● **Work to be completed**
State the number of lines below in which the word "data" appears. Nothing else belongs in the answer.
........
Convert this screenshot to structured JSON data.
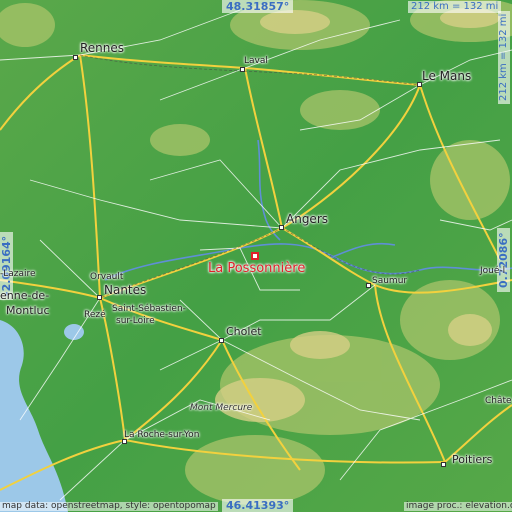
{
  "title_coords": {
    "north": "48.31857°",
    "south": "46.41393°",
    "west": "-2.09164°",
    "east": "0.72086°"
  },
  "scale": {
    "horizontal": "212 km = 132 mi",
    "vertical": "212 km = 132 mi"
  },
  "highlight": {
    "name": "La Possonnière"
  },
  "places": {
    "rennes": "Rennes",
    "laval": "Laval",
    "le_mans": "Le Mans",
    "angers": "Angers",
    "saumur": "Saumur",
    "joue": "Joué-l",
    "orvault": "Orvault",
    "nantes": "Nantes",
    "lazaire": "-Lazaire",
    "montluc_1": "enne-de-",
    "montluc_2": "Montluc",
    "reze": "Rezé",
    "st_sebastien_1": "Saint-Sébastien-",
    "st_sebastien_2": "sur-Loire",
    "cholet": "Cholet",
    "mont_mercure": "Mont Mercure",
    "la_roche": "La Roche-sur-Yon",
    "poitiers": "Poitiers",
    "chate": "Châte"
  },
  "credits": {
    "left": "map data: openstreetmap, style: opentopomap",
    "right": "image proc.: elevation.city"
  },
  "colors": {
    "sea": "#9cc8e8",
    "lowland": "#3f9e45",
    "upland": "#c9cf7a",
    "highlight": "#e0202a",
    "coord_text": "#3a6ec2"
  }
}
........
● **Response box**
2